As I mentioned before, I am trying to move some of my favorite posts I did on my old website to the new and improved Holly Mueller Home. Last night I celebrated my completion of the Portland Marathon (ugh/whee!) with a fantastic meal at Laurelhurst Market. We (Joe, his parents, and myself...not using the Royal We...yet) started off our meal with bread and house made ricotta. It was delicious and definitely worth traveling 26.2 miles for! It made me remember this post I did a while back, so I thought I would dust it off and share it again. Enjoy! 

 Originally posted Feb. 7th, 2012 on TheApiarist.com.


Oh cheese. How I love thee. Cheese is in my top two favorite food groups along with Sunny Bears from Whole Foods Market. I may not have a firm grasp on the term “Food Group,” but I think you get the basic idea.

While I was living in Seattle a few years back I had the amazing opportunity to work in Pike Place Market at Beecher’s Handmade Cheese. It was such a great gig; I worked in the cafe and at the cheese counter, and except for the fact I needed to buy larger pants at the end of the year, I call it a total success. Beecher’s cheese is made on-site by strong, burly cheese guys, but I had the chance to hairnet-up and have a go at making some myself once. Holy baloney (provoloney?) was it hard! We are talking about thousands of gallons of milk moving through this place a day, and there is some serious lifting, stirring, and flipping going on. I was sore for days afterwards and found a curd in my shoe. It was a total blast, but I was much better at selling (and eating) it than making it.

After that fateful day in the cheese room, I decided I would like to continue making cheese recreationally, but on a much smaller scale. Cue today’s post of homemade ricotta. So simple, so tasty, so versatile, so much fun to brag about. Why yes, I did make this lovely ricotta myself; it was really no trouble at all! The best part is that it truly is no trouble at all, but you can pretend it was if you want.



The ricotta recipe I use is by the lovely Ina Garten of Food Network Fame. I just think she’s tops; she has the most fabulous friends, throws the best parties, and her husband Jeffrey is just the cutest. Hands-on time for this recipe is no more than 10 minutes, and the whole thing only takes about half an hour, most of which you can spend drinking a glass of wine congratulating yourself on how fancy you are.



When all is said and done you are left with some of the creamiest ricotta you can imagine. None of that sad grainy stuff from the supermarket; we’re talking Grade A silky ricotta of which dreams are made of. You are also left with endless options for how to use it. For your consideration: a perfect pasta companion, a spread for bruschetta, best dumplings ever,  dolloped on pizza, or sweetened with honey and served with fruit for dessert.
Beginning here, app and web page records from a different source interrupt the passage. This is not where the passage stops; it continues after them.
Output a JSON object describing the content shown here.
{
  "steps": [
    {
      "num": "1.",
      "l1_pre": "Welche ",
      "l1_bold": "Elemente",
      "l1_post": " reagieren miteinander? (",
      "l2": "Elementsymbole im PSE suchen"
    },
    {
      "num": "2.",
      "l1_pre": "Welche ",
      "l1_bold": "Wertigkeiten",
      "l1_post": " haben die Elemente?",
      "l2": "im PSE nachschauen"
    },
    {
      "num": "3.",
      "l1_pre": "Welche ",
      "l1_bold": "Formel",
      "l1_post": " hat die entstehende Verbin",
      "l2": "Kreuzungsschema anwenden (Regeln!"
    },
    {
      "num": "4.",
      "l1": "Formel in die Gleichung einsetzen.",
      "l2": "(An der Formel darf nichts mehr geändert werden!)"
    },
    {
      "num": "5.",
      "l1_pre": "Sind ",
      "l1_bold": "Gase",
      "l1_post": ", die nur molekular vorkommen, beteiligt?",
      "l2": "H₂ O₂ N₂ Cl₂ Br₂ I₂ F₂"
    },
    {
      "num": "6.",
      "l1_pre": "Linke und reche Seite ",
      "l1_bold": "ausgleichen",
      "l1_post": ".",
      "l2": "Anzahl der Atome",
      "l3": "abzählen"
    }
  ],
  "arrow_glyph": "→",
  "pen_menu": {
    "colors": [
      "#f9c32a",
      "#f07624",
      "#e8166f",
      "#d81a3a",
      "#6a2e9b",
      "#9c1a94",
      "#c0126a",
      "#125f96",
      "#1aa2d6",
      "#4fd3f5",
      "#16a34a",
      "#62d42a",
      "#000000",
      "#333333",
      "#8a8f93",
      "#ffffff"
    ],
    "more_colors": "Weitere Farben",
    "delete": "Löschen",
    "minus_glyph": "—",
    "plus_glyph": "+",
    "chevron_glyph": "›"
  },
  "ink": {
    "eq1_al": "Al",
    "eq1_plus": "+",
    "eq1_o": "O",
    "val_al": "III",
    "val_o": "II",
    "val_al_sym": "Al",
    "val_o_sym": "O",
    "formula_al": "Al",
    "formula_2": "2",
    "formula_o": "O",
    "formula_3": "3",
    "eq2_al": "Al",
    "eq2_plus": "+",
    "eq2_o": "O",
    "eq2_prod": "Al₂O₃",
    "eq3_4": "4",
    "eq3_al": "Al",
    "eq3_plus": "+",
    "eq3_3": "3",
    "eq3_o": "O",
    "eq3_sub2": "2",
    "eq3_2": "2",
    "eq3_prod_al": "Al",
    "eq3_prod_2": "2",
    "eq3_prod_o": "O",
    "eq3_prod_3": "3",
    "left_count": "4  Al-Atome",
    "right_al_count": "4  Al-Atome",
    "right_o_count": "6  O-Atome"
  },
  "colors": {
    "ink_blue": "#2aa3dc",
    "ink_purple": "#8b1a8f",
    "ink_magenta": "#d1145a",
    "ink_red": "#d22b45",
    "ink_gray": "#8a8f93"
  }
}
My go-to use for it so far has been Ricotta plus Spoon equals a Happy Holly, but I think I better branch out before I need to buy larger pants. Again.



Homemade Ricotta
Recipe by Ina Garten
This ricotta is a perfect blank canvas for fresh herbs or lemon zest. Some mini dark chocolate chips would be fun if you’re going a dessert route. Also, I would recommend using the best milk you can find; the results will be far tastier.

4 cups whole milk
2 cups heavy cream
1 teaspoon kosher salt
3 tablespoons white wine vinegar

Place a fine mesh sieve in a large bowl or in the sink. Dampen two layers of cheese cloth and line the sieve.
Place milk, cream and salt in a heavy bottomed saucepan and bring to a boil over medium heat, stirring frequently. Once it comes to a rolling boil, remove from heat and immediately stir in the vinegar. Let it sit for one minute, so the curds can separate from the whey. Pour mixture into sieve, and let drain for 20-25 minutes. If your sieve is in a bowl, empty it once or twice to aid the draining.

I prefer a thicker ricotta, so I let it drain for the full 25 minutes, but feel free to call it at 15 or 20 if you like your’s more loosey goosey. (No geese were harmed in the making of this ricotta.) Keep ricotta in the fridge for up to 4-5 days. Makes about 2 cups.